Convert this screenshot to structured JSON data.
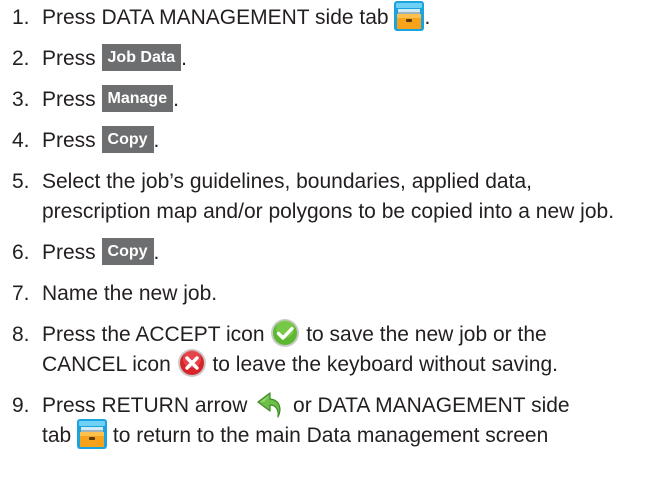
{
  "steps": [
    {
      "num": "1.",
      "before": "Press DATA MANAGEMENT side tab ",
      "after": "."
    },
    {
      "num": "2.",
      "before": "Press ",
      "button": "Job Data",
      "after": "."
    },
    {
      "num": "3.",
      "before": "Press ",
      "button": "Manage",
      "after": "."
    },
    {
      "num": "4.",
      "before": "Press ",
      "button": "Copy",
      "after": "."
    },
    {
      "num": "5.",
      "line1": "Select the job’s guidelines, boundaries, applied data,",
      "line2": "prescription map and/or polygons to be copied into a new job."
    },
    {
      "num": "6.",
      "before": "Press ",
      "button": "Copy",
      "after": "."
    },
    {
      "num": "7.",
      "text": "Name the new job."
    },
    {
      "num": "8.",
      "l1_before": "Press the ACCEPT icon ",
      "l1_after": " to save the new job or the",
      "l2_before": "CANCEL icon ",
      "l2_after": " to leave the keyboard without saving."
    },
    {
      "num": "9.",
      "l1_before": "Press RETURN arrow ",
      "l1_after": " or DATA MANAGEMENT side",
      "l2_before": "tab ",
      "l2_after": " to return to the main Data management screen"
    }
  ],
  "icons": {
    "data_management": "data-management-tab-icon",
    "accept": "accept-check-icon",
    "cancel": "cancel-x-icon",
    "return": "return-arrow-icon"
  },
  "colors": {
    "button_bg": "#6d6e70",
    "accept_green": "#5cb82e",
    "cancel_red": "#d8232a",
    "return_green": "#6cc04a",
    "tab_blue": "#1aa3dd",
    "tab_orange": "#f7a21b"
  }
}
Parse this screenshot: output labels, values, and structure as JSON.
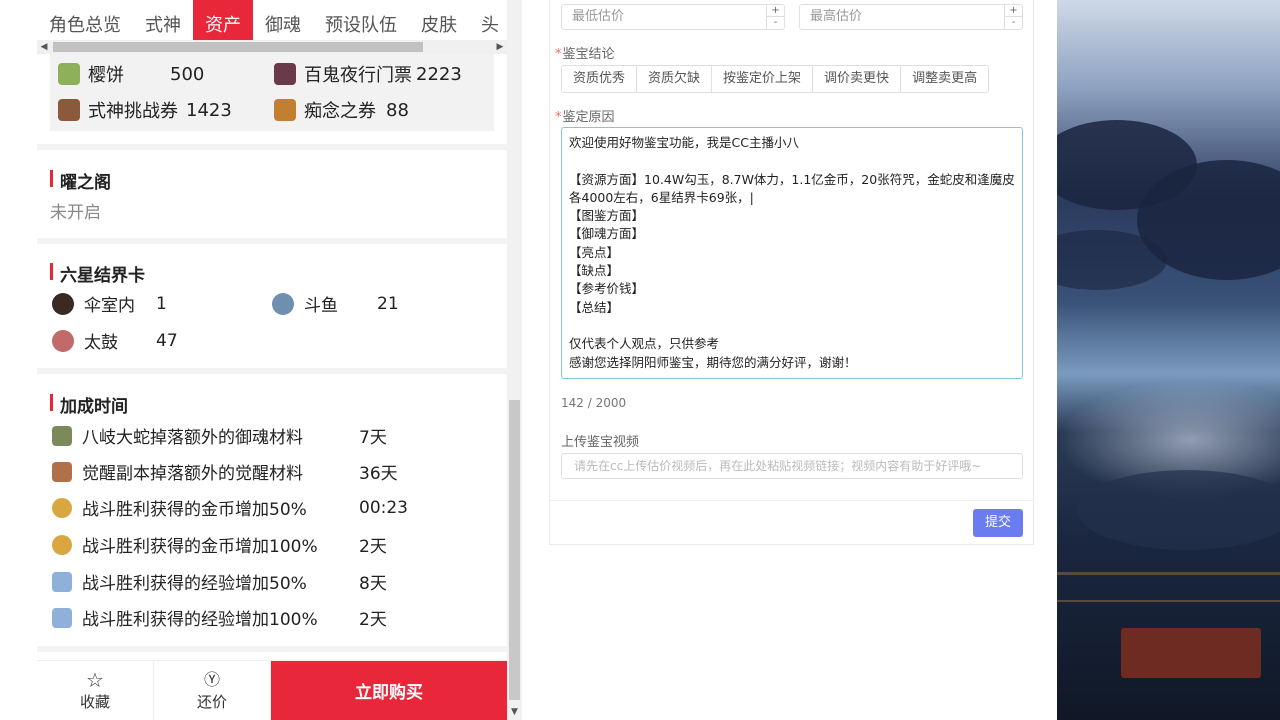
{
  "left": {
    "tabs": [
      "角色总览",
      "式神",
      "资产",
      "御魂",
      "预设队伍",
      "皮肤",
      "头"
    ],
    "active_tab": "资产",
    "resources": [
      {
        "icon": "sakura-cake-icon",
        "name": "樱饼",
        "value": "500"
      },
      {
        "icon": "night-parade-ticket-icon",
        "name": "百鬼夜行门票",
        "value": "2223"
      },
      {
        "icon": "shikigami-challenge-ticket-icon",
        "name": "式神挑战券",
        "value": "1423"
      },
      {
        "icon": "obsession-ticket-icon",
        "name": "痴念之券",
        "value": "88"
      }
    ],
    "yao_pavilion": {
      "title": "曜之阁",
      "status": "未开启"
    },
    "six_star_cards": {
      "title": "六星结界卡",
      "items": [
        {
          "icon": "umbrella-room-icon",
          "name": "伞室内",
          "value": "1"
        },
        {
          "icon": "douyu-icon",
          "name": "斗鱼",
          "value": "21"
        },
        {
          "icon": "taiko-drum-icon",
          "name": "太鼓",
          "value": "47"
        }
      ]
    },
    "buff_time": {
      "title": "加成时间",
      "items": [
        {
          "icon": "orochi-material-icon",
          "text": "八岐大蛇掉落额外的御魂材料",
          "time": "7天"
        },
        {
          "icon": "awaken-material-icon",
          "text": "觉醒副本掉落额外的觉醒材料",
          "time": "36天"
        },
        {
          "icon": "gold-coin-icon",
          "text": "战斗胜利获得的金币增加50%",
          "time": "00:23"
        },
        {
          "icon": "gold-coin-icon",
          "text": "战斗胜利获得的金币增加100%",
          "time": "2天"
        },
        {
          "icon": "exp-potion-icon",
          "text": "战斗胜利获得的经验增加50%",
          "time": "8天"
        },
        {
          "icon": "exp-potion-icon",
          "text": "战斗胜利获得的经验增加100%",
          "time": "2天"
        }
      ]
    },
    "bottom": {
      "favorite": "收藏",
      "counter_offer": "还价",
      "buy_now": "立即购买"
    }
  },
  "form": {
    "min_price_placeholder": "最低估价",
    "max_price_placeholder": "最高估价",
    "conclusion_label": "鉴宝结论",
    "conclusion_options": [
      "资质优秀",
      "资质欠缺",
      "按鉴定价上架",
      "调价卖更快",
      "调整卖更高"
    ],
    "reason_label": "鉴定原因",
    "reason_text": "欢迎使用好物鉴宝功能，我是CC主播小八\n\n【资源方面】10.4W勾玉，8.7W体力，1.1亿金币，20张符咒，金蛇皮和逢魔皮各4000左右，6星结界卡69张，|\n【图鉴方面】\n【御魂方面】\n【亮点】\n【缺点】\n【参考价钱】\n【总结】\n\n仅代表个人观点，只供参考\n感谢您选择阴阳师鉴宝，期待您的满分好评，谢谢！",
    "char_count": "142 / 2000",
    "video_label": "上传鉴宝视频",
    "video_placeholder": "请先在cc上传估价视频后，再在此处粘贴视频链接；视频内容有助于好评哦~",
    "submit_label": "提交"
  },
  "colors": {
    "accent_red": "#e8273a",
    "submit_blue": "#6b7cf0",
    "textarea_border": "#7ec8d8"
  }
}
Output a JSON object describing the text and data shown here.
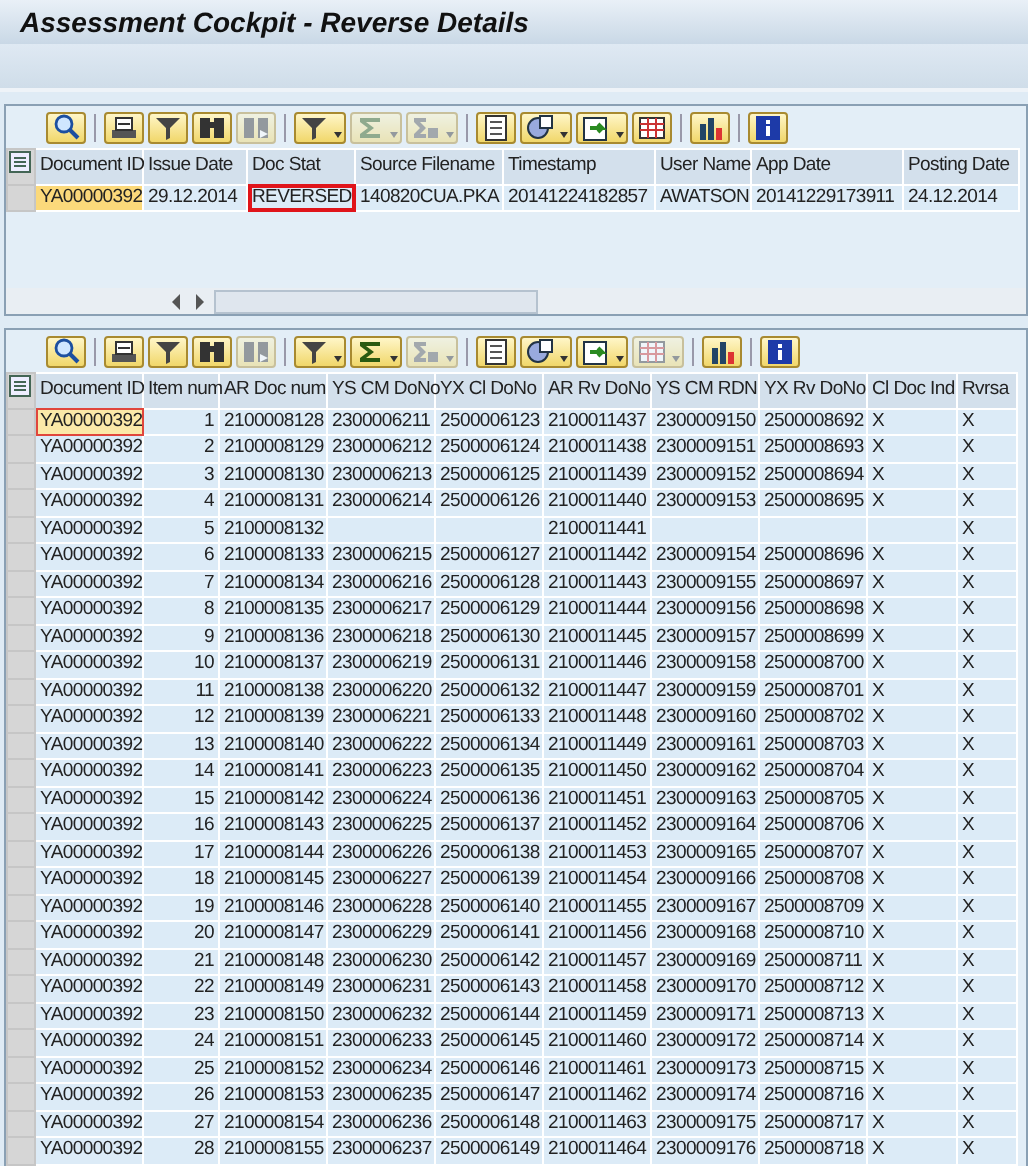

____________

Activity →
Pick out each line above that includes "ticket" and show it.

Task response →
        "icon": "night-parade-ticket-icon",
        "icon": "shikigami-challenge-ticket-icon",
        "icon": "obsession-ticket-icon",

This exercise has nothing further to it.